My name is Derek Stirling and I'm Scottish. I live in Hadlow, a lovely English village near London, and I work for The Swire Group, Britain's largest private company. The Group's activities are divided into five business areas: shipping, aviation, property, industries, and trading. Our best-known company is Cathay (Pacific Airways).
I work at our London head office; I'm head of Corporate Finance, and I'm responsible for developing the business of the Group.
I'm always very busy and I don't have much free time, but when I do, I like fishing and I grow my own vegetables, just for fun.
1.5. Speaking Reinforcement
Assignment 1. Read the conversations aloud completing them with appropriate phrases. Then get ready to produce similar conversations in class with one of your groupmates.
______! What are you doing?
There's a lot of weird people outside at night... I just feel better with you safe and sound inside, Mom.
You have no idea how much tired I’m and...
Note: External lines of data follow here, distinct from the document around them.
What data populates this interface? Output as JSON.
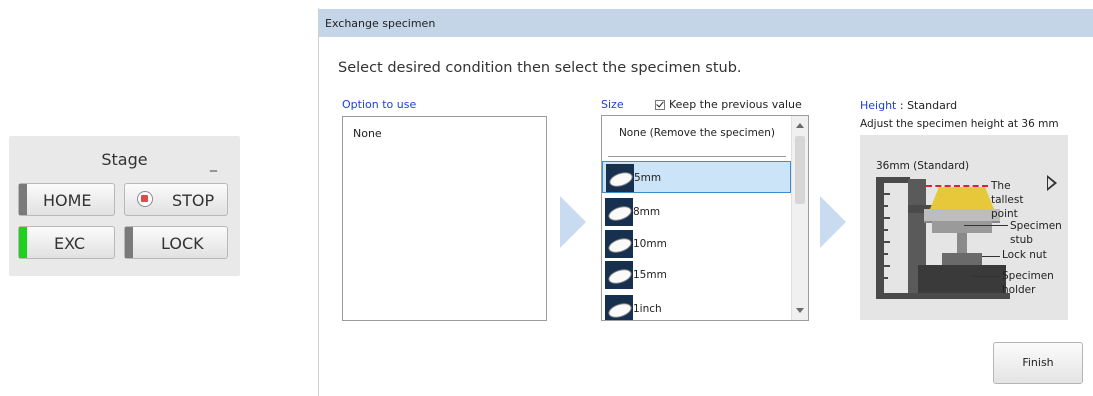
{
  "stage_panel": {
    "title": "Stage",
    "minimize_glyph": "_",
    "buttons": {
      "home": "HOME",
      "stop": "STOP",
      "exc": "EXC",
      "lock": "LOCK"
    },
    "exc_indicator_color": "#1dd11d"
  },
  "dialog": {
    "title": "Exchange specimen",
    "instruction": "Select desired condition then select the specimen stub.",
    "option_column": {
      "label": "Option to use",
      "items": [
        "None"
      ]
    },
    "size_column": {
      "label": "Size",
      "keep_previous_label": "Keep the previous value",
      "keep_previous_checked": true,
      "none_item": "None (Remove the specimen)",
      "items": [
        "5mm",
        "8mm",
        "10mm",
        "15mm",
        "1inch"
      ],
      "selected": "5mm"
    },
    "height_column": {
      "label": "Height",
      "value": "Standard",
      "adjust_text": "Adjust the specimen height at 36 mm",
      "diagram": {
        "caption": "36mm (Standard)",
        "tallest_point": "The tallest point",
        "specimen_stub": "Specimen stub",
        "lock_nut": "Lock nut",
        "specimen_holder": "Specimen holder"
      }
    },
    "finish_label": "Finish",
    "header_color": "#c4d5e8",
    "accent_color": "#1a3fd6"
  }
}
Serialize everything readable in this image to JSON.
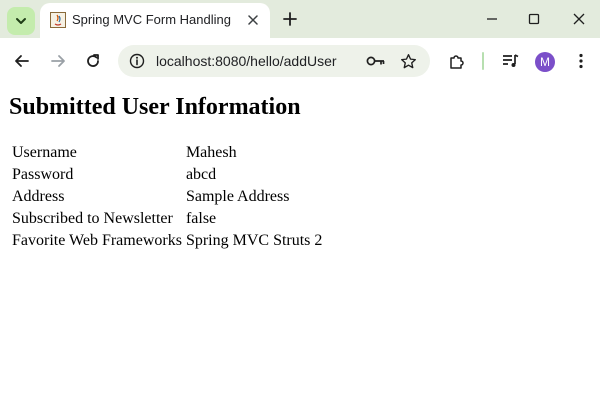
{
  "browser": {
    "tab": {
      "title": "Spring MVC Form Handling"
    },
    "address_bar": {
      "url": "localhost:8080/hello/addUser"
    },
    "profile": {
      "initial": "M",
      "color": "#7b4fc9"
    }
  },
  "page": {
    "title": "Submitted User Information",
    "rows": [
      {
        "label": "Username",
        "value": "Mahesh"
      },
      {
        "label": "Password",
        "value": "abcd"
      },
      {
        "label": "Address",
        "value": "Sample Address"
      },
      {
        "label": "Subscribed to Newsletter",
        "value": "false"
      },
      {
        "label": "Favorite Web Frameworks",
        "value": "Spring MVC Struts 2"
      }
    ]
  }
}
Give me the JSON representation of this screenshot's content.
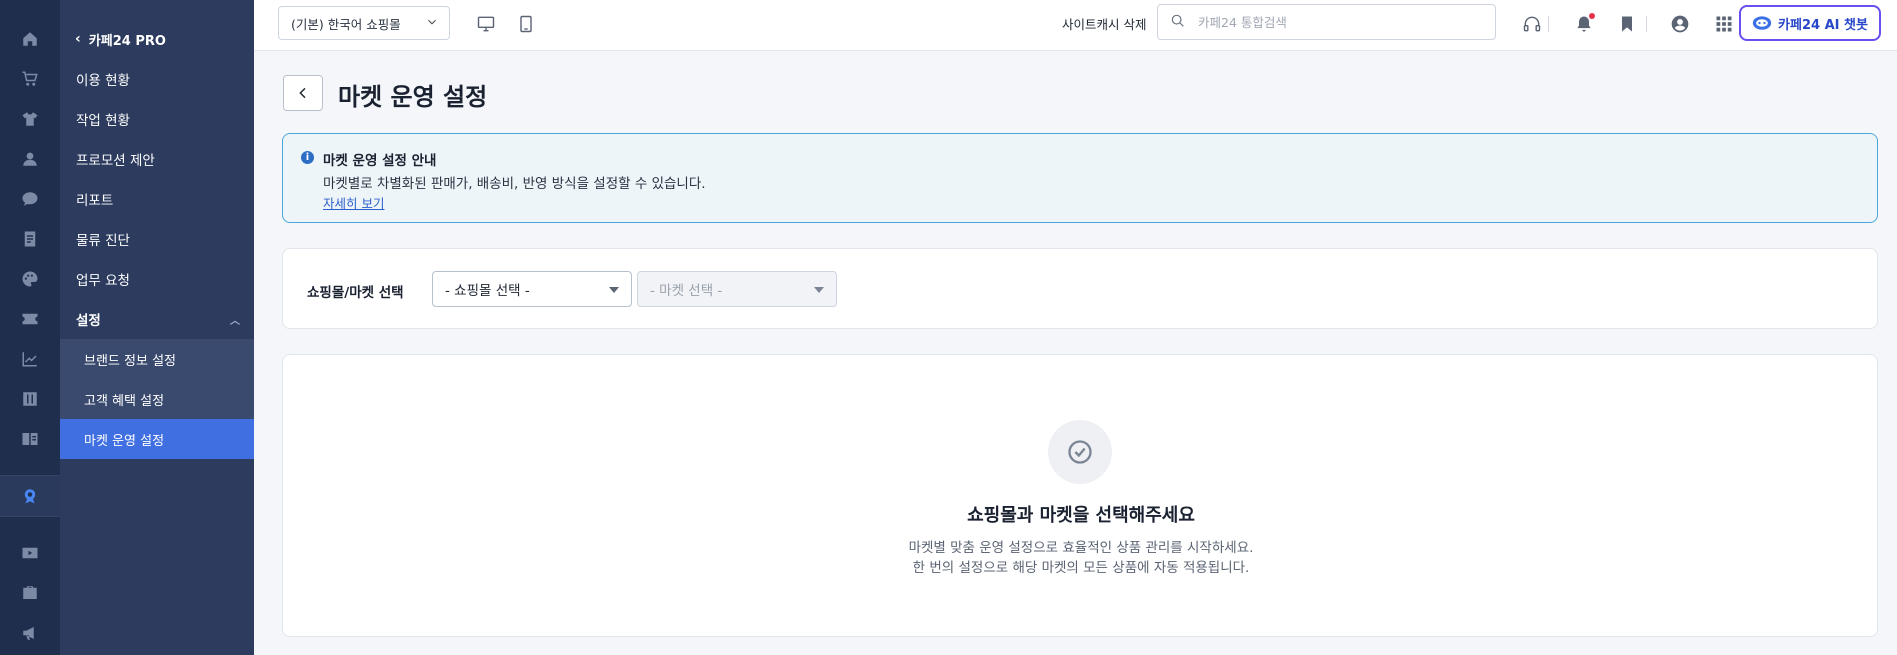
{
  "rail": {
    "icons": [
      "home-icon",
      "cart-icon",
      "shirt-icon",
      "user-icon",
      "chat-icon",
      "board-icon",
      "palette-icon",
      "ticket-icon",
      "stats-icon",
      "columns-icon",
      "store-icon",
      "award-icon",
      "video-icon",
      "briefcase-icon",
      "megaphone-icon"
    ],
    "active": "award-icon"
  },
  "subnav": {
    "back_label": "카페24 PRO",
    "items": [
      "이용 현황",
      "작업 현황",
      "프로모션 제안",
      "리포트",
      "물류 진단",
      "업무 요청"
    ],
    "group_label": "설정",
    "children": [
      "브랜드 정보 설정",
      "고객 혜택 설정",
      "마켓 운영 설정"
    ],
    "active_child": "마켓 운영 설정"
  },
  "topbar": {
    "shop_select": "(기본) 한국어 쇼핑몰",
    "cache_link": "사이트캐시 삭제",
    "search_placeholder": "카페24 통합검색",
    "ai_button": "카페24 AI 챗봇"
  },
  "page": {
    "title": "마켓 운영 설정",
    "info": {
      "title": "마켓 운영 설정 안내",
      "desc": "마켓별로 차별화된 판매가, 배송비, 반영 방식을 설정할 수 있습니다.",
      "link": "자세히 보기"
    },
    "filter": {
      "label": "쇼핑몰/마켓 선택",
      "shop_select": "- 쇼핑몰 선택 -",
      "market_select": "- 마켓 선택 -"
    },
    "empty": {
      "title": "쇼핑몰과 마켓을 선택해주세요",
      "line1": "마켓별 맞춤 운영 설정으로 효율적인 상품 관리를 시작하세요.",
      "line2": "한 번의 설정으로 해당 마켓의 모든 상품에 자동 적용됩니다."
    }
  },
  "colors": {
    "rail_bg": "#1f2e4d",
    "subnav_bg": "#2c3b5e",
    "active_blue": "#3f6fe0",
    "info_border": "#4aa8d8",
    "ai_border": "#6a4ef0"
  }
}
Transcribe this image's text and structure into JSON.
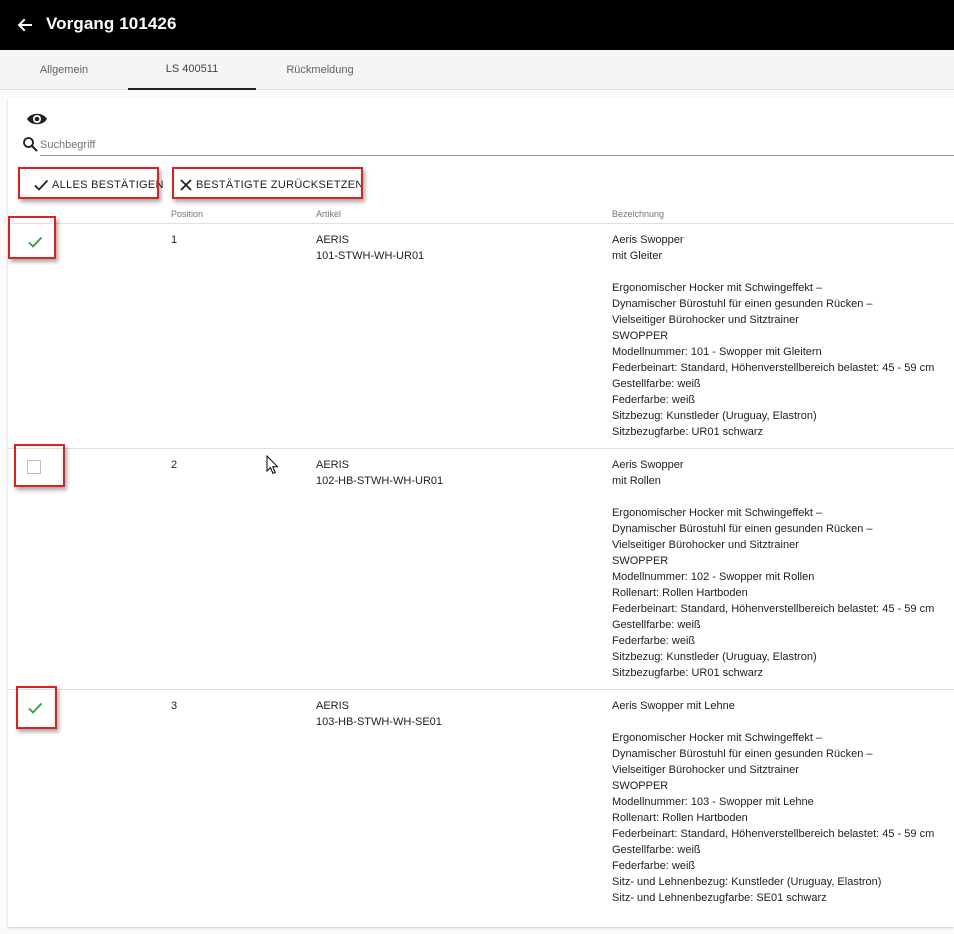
{
  "header": {
    "title": "Vorgang 101426"
  },
  "tabs": [
    {
      "label": "Allgemein"
    },
    {
      "label": "LS 400511"
    },
    {
      "label": "Rückmeldung"
    }
  ],
  "search": {
    "placeholder": "Suchbegriff",
    "value": ""
  },
  "actions": {
    "confirm_all": "ALLES BESTÄTIGEN",
    "reset_confirmed": "BESTÄTIGTE ZURÜCKSETZEN"
  },
  "table": {
    "columns": {
      "position": "Position",
      "article": "Artikel",
      "description": "Bezeichnung"
    },
    "rows": [
      {
        "confirmed": true,
        "position": "1",
        "article": "AERIS\n101-STWH-WH-UR01",
        "description": "Aeris Swopper\nmit Gleiter\n\nErgonomischer Hocker mit Schwingeffekt –\nDynamischer Bürostuhl für einen gesunden Rücken –\nVielseitiger Bürohocker und Sitztrainer\nSWOPPER\nModellnummer: 101 - Swopper mit Gleitern\nFederbeinart: Standard, Höhenverstellbereich belastet: 45 - 59 cm\nGestellfarbe: weiß\nFederfarbe: weiß\nSitzbezug: Kunstleder (Uruguay, Elastron)\nSitzbezugfarbe: UR01 schwarz"
      },
      {
        "confirmed": false,
        "position": "2",
        "article": "AERIS\n102-HB-STWH-WH-UR01",
        "description": "Aeris Swopper\nmit Rollen\n\nErgonomischer Hocker mit Schwingeffekt –\nDynamischer Bürostuhl für einen gesunden Rücken –\nVielseitiger Bürohocker und Sitztrainer\nSWOPPER\nModellnummer: 102 - Swopper mit Rollen\nRollenart: Rollen Hartboden\nFederbeinart: Standard, Höhenverstellbereich belastet: 45 - 59 cm\nGestellfarbe: weiß\nFederfarbe: weiß\nSitzbezug: Kunstleder (Uruguay, Elastron)\nSitzbezugfarbe: UR01 schwarz"
      },
      {
        "confirmed": true,
        "position": "3",
        "article": "AERIS\n103-HB-STWH-WH-SE01",
        "description": "Aeris Swopper mit Lehne\n\nErgonomischer Hocker mit Schwingeffekt –\nDynamischer Bürostuhl für einen gesunden Rücken –\nVielseitiger Bürohocker und Sitztrainer\nSWOPPER\nModellnummer: 103 - Swopper mit Lehne\nRollenart: Rollen Hartboden\nFederbeinart: Standard, Höhenverstellbereich belastet: 45 - 59 cm\nGestellfarbe: weiß\nFederfarbe: weiß\nSitz- und Lehnenbezug: Kunstleder (Uruguay, Elastron)\nSitz- und Lehnenbezugfarbe: SE01 schwarz"
      }
    ]
  },
  "colors": {
    "appbar": "#000000",
    "check": "#2e9e3a",
    "highlight": "#e02020"
  }
}
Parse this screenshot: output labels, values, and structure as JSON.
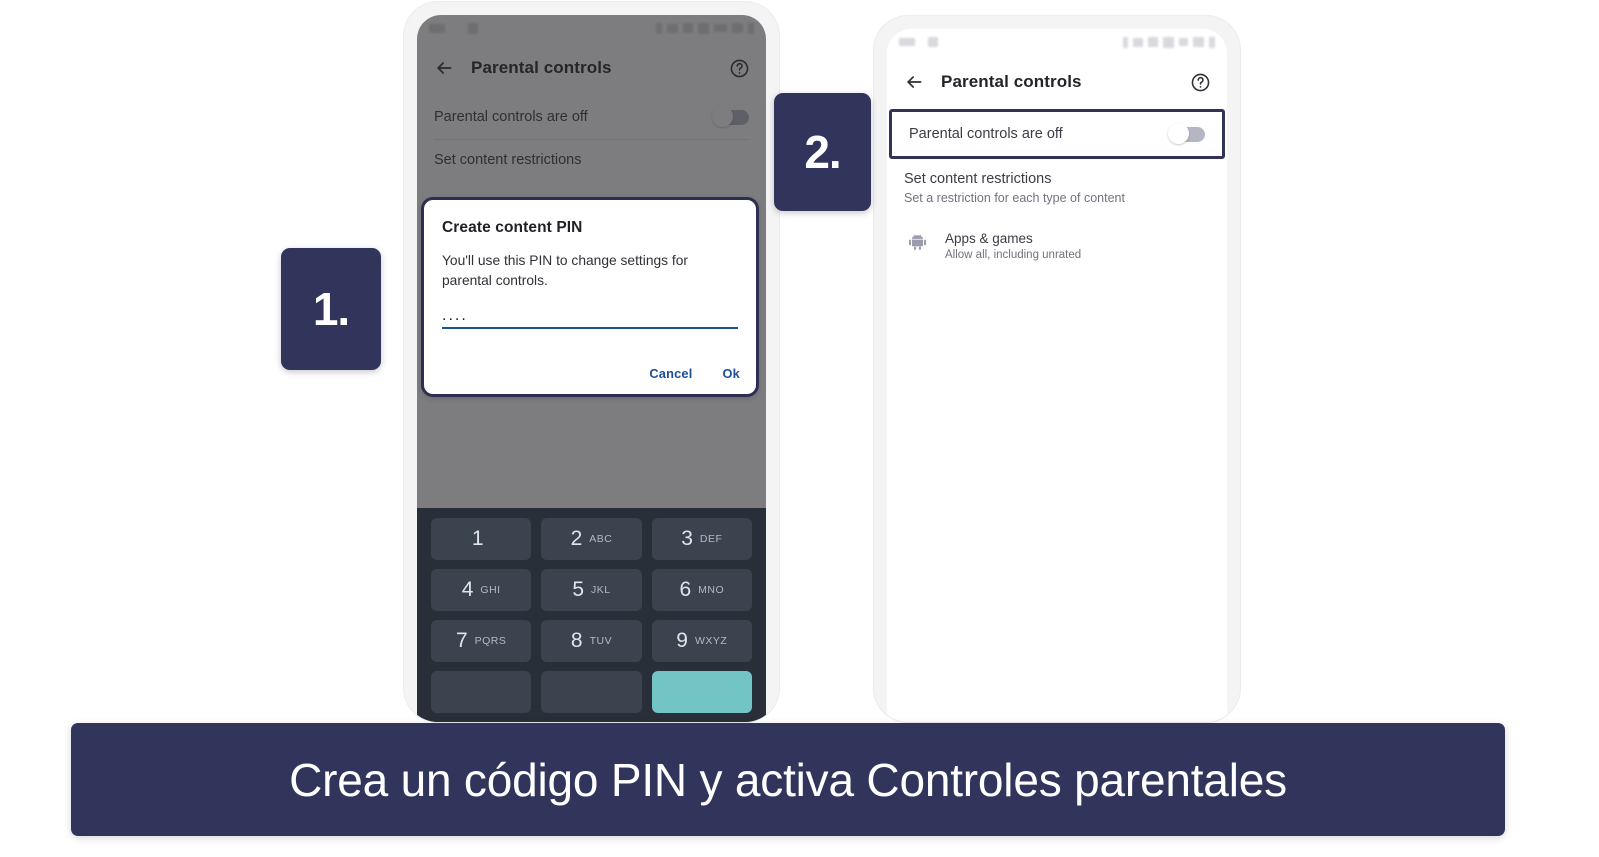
{
  "caption": {
    "text": "Crea un código PIN y activa Controles parentales"
  },
  "steps": [
    {
      "label": "1."
    },
    {
      "label": "2."
    }
  ],
  "colors": {
    "brand_navy": "#31355c",
    "dialog_border": "#2c2f52",
    "link_blue": "#1b4f9c",
    "field_underline": "#1a5492",
    "keypad_bg": "#282f39",
    "keypad_key": "#3b434e",
    "keypad_accent": "#73c5c5",
    "scrim": "rgba(39,39,42,0.60)"
  },
  "phone1": {
    "appbar": {
      "back_icon": "arrow-left-icon",
      "title": "Parental controls",
      "help_icon": "help-circle-icon"
    },
    "toggle_row": {
      "label": "Parental controls are off",
      "state": "off"
    },
    "section": {
      "title": "Set content restrictions"
    },
    "dialog": {
      "title": "Create content PIN",
      "body": "You'll use this PIN to change settings for parental controls.",
      "pin_value": "....",
      "cancel_label": "Cancel",
      "ok_label": "Ok"
    },
    "keypad": {
      "rows": [
        [
          {
            "num": "1",
            "sub": ""
          },
          {
            "num": "2",
            "sub": "ABC"
          },
          {
            "num": "3",
            "sub": "DEF"
          }
        ],
        [
          {
            "num": "4",
            "sub": "GHI"
          },
          {
            "num": "5",
            "sub": "JKL"
          },
          {
            "num": "6",
            "sub": "MNO"
          }
        ],
        [
          {
            "num": "7",
            "sub": "PQRS"
          },
          {
            "num": "8",
            "sub": "TUV"
          },
          {
            "num": "9",
            "sub": "WXYZ"
          }
        ]
      ]
    }
  },
  "phone2": {
    "appbar": {
      "back_icon": "arrow-left-icon",
      "title": "Parental controls",
      "help_icon": "help-circle-icon"
    },
    "toggle_row": {
      "label": "Parental controls are off",
      "state": "off",
      "highlighted": true
    },
    "section": {
      "title": "Set content restrictions",
      "subtitle": "Set a restriction for each type of content"
    },
    "content_items": [
      {
        "icon": "android-robot-icon",
        "title": "Apps & games",
        "subtitle": "Allow all, including unrated"
      }
    ]
  }
}
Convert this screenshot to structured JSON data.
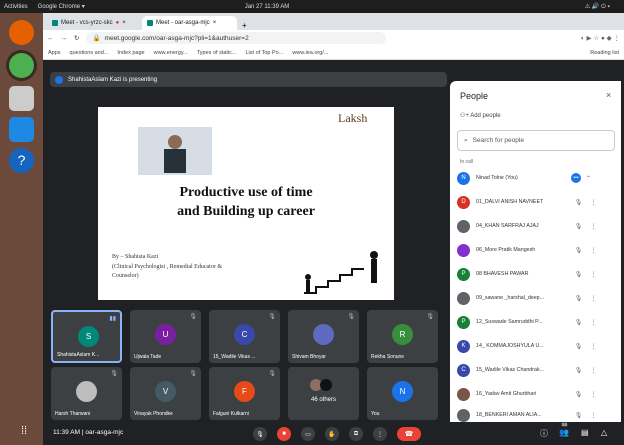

Well, then why don't you go upstairs and get into bed, and I can bring you some hot tea?
That's sweet! (suspiciously) What'd you do?
Can't a daughter just be concerned about her mother?
(seeing Angel) Hi.
Oh! Okay... Um... Angel, uh, ______. Mom, this is Angel. Uh, we ______ ____ each other on the way home.
Delighted… What do you do, Angel?
He's my business associate. Uh, Angel's been helping me with my new project, you know I've been toiling there.
It's a little late for working. I'm gonna go to bed, and, uh, Buffy?
I'll say _____ _____and do the same!
(to Angel) ______. (goes up the stairs)
(pretending) Good night! We'll hook up soon and do that project thing!
Sorry I'm so late. The flight was a horror.
(amused): Oh… so sorry.
Yeah. That's enough small talk, don't you think?
Assignment 2. This role play is to meet your groupmates after the holiday and to discuss how their holidays were, whether or not they are ready to start up a new academic year, what their impressions of the first year are; which expectations they have; what problems they have (eg, where to live, etc.). Try to develop your ideas. Be ready to perform the role-play in class.